Performing more than one task at any one time.

Multi-task at Your Peril

All lifeforms perform more than one task at a time, like scanning a walking trail while it walks, thinking about lunch, and was the iron left on, and will it burn down the cave. Multi-tasking is beneficial and actually essential. So naturally with pride we attempt to do as much as possible to see how good we are, before too long we're also adjusting our jacket on the walking trail, and thinking about that new horse, and oops you have just tripped over the stump that you did not see and land flat on your face. Luckily your ego broke the fall and you are not hurt.


This is what happens when you take on too much - All the tasks suffer. I call this going wide, that is, a broad number of tasks at once. I call focusing on one task going deep (in thought).


We have a fixed amount of energy to use in a fixed timeframe, which varies from lifeform to lifeform.

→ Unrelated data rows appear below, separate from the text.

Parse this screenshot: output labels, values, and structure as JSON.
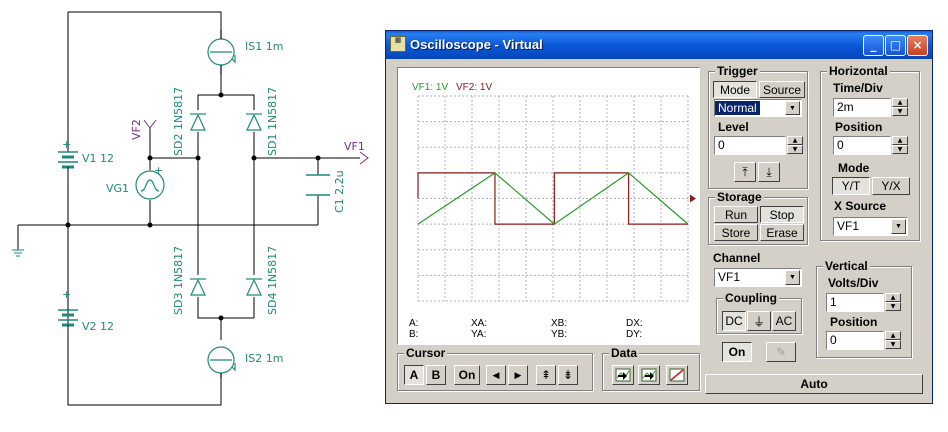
{
  "schematic": {
    "labels": {
      "is1": "IS1 1m",
      "is2": "IS2 1m",
      "sd1": "SD1 1N5817",
      "sd2": "SD2 1N5817",
      "sd3": "SD3 1N5817",
      "sd4": "SD4 1N5817",
      "v1": "V1 12",
      "v2": "V2 12",
      "vg1": "VG1",
      "c1": "C1 2,2u",
      "vf1": "VF1",
      "vf2": "VF2",
      "plus": "+"
    }
  },
  "window": {
    "title": "Oscilloscope - Virtual",
    "minimize": "_",
    "maximize": "□",
    "close": "×"
  },
  "screen": {
    "legend_vf1": "VF1: 1V",
    "legend_vf2": "VF2: 1V",
    "measurements": {
      "a": "A:",
      "b": "B:",
      "xa": "XA:",
      "ya": "YA:",
      "xb": "XB:",
      "yb": "YB:",
      "dx": "DX:",
      "dy": "DY:"
    }
  },
  "trigger": {
    "title": "Trigger",
    "mode": "Mode",
    "source": "Source",
    "mode_value": "Normal",
    "level_label": "Level",
    "level_value": "0"
  },
  "horizontal": {
    "title": "Horizontal",
    "time_div_label": "Time/Div",
    "time_div_value": "2m",
    "position_label": "Position",
    "position_value": "0",
    "mode_label": "Mode",
    "yt": "Y/T",
    "yx": "Y/X",
    "xsource_label": "X Source",
    "xsource_value": "VF1"
  },
  "storage": {
    "title": "Storage",
    "run": "Run",
    "stop": "Stop",
    "store": "Store",
    "erase": "Erase"
  },
  "channel": {
    "title": "Channel",
    "value": "VF1",
    "coupling_title": "Coupling",
    "dc": "DC",
    "gnd": "⏚",
    "ac": "AC",
    "on": "On"
  },
  "vertical": {
    "title": "Vertical",
    "volts_div_label": "Volts/Div",
    "volts_div_value": "1",
    "position_label": "Position",
    "position_value": "0"
  },
  "cursor": {
    "title": "Cursor",
    "a": "A",
    "b": "B",
    "on": "On",
    "left": "◀",
    "right": "▶",
    "up": "⇞",
    "down": "⇟"
  },
  "data": {
    "title": "Data"
  },
  "auto": "Auto",
  "colors": {
    "vf1": "#2a9a2a",
    "vf2": "#8b1a1a",
    "grid": "#b4b4b4"
  }
}
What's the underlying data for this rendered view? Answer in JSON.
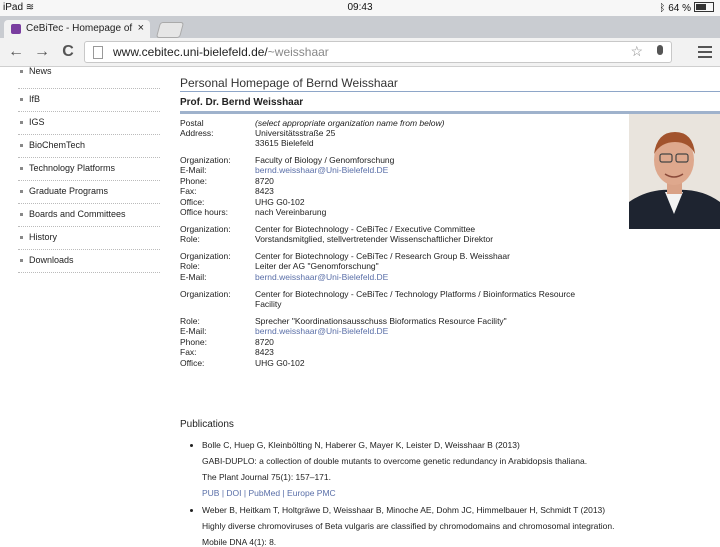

Our maximum energy for tasks is a simple formula;


Task energy (max.) = Width of tasks X Depth of tasks

The Deepness of Tasks Results in Higher Result Quality

The wider we go in tasks (more of them), the less deep we can go, and vica versa.


Consider the following diagrams, a task is a blue bar. The longer the bar the better the quality of a result, but if we take on too many tasks they all suffer as the amount of task energy is fixed, that is the total area shaded in blue.


Width vs DepthToo Wide

Concentration is Task Depth

To do a task really well you need to go quite deep, that is, focus on the one thing and nothing else. Going deep is also called concentration. Ever noticed that your best work happens when you concentrate on thing at a time?

Balancing the Number of Tasks

A basic rule of thumb is not performing more than 7 tasks at once. This seems to be the natural limit for humans, give or take 1 or 2 tasks. Of course you can do better but your overall progress will deteriorate as you exceed this number. You will get tired, irritable, and forget where you are up to. Tasks will be dropped mid-stream and you will forget where you left off when you get back to it, if you even manage to get back to it. Writing things down helps but it doesn't help the exhaustion. Pace yourself if you want great results and you will remain enthusiastic.


So for the best results do not take on too many tasks at once. Stream them one after another for optimum quality, and slightly wide for time efficiency.